◆ **WHAT TO PRODUCE**:
Please filter the listing for the string "type" and copy each matching line.

◆ **LISTED ENTRIES**:
-=-=-=-=-

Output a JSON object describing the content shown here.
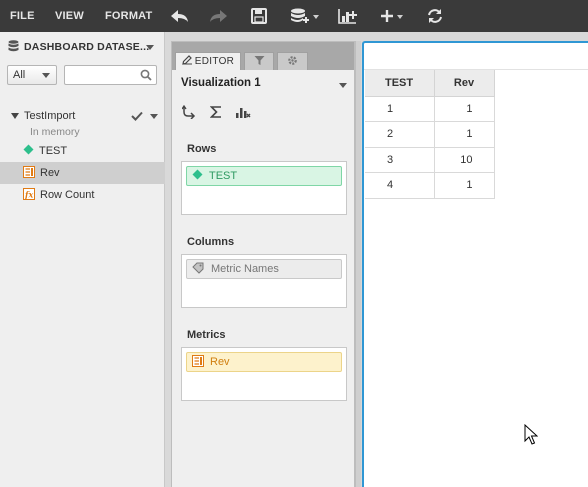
{
  "menubar": {
    "file": "FILE",
    "view": "VIEW",
    "format": "FORMAT"
  },
  "toolbar_icons": [
    "undo-icon",
    "redo-icon",
    "save-icon",
    "add-data-icon",
    "insert-visualization-icon",
    "add-icon",
    "refresh-icon"
  ],
  "dataset_panel": {
    "title": "DASHBOARD DATASE...",
    "filter_value": "All",
    "search_value": "",
    "dataset": {
      "name": "TestImport",
      "subtitle": "In memory"
    },
    "items": [
      {
        "label": "TEST",
        "type": "attribute",
        "selected": false
      },
      {
        "label": "Rev",
        "type": "metric",
        "selected": true
      },
      {
        "label": "Row Count",
        "type": "derived-metric",
        "selected": false
      }
    ]
  },
  "editor": {
    "tabs": [
      {
        "label": "EDITOR",
        "active": true
      },
      {
        "label": "",
        "icon": "filter-icon",
        "active": false
      },
      {
        "label": "",
        "icon": "gear-icon",
        "active": false
      }
    ],
    "visualization_title": "Visualization 1",
    "zones": {
      "rows": {
        "label": "Rows",
        "items": [
          "TEST"
        ]
      },
      "columns": {
        "label": "Columns",
        "items": [
          "Metric Names"
        ]
      },
      "metrics": {
        "label": "Metrics",
        "items": [
          "Rev"
        ]
      }
    }
  },
  "grid": {
    "headers": [
      "TEST",
      "Rev"
    ],
    "rows": [
      [
        "1",
        "1"
      ],
      [
        "2",
        "1"
      ],
      [
        "3",
        "10"
      ],
      [
        "4",
        "1"
      ]
    ]
  },
  "colors": {
    "toolbar_bg": "#3a3a3a",
    "accent_border": "#2f97d4",
    "attribute_green": "#2dbf8c",
    "metric_orange": "#e07b14"
  }
}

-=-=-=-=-

◆ **FINISHED TASK**:
        "type": "attribute",
        "type": "metric",
        "type": "derived-metric",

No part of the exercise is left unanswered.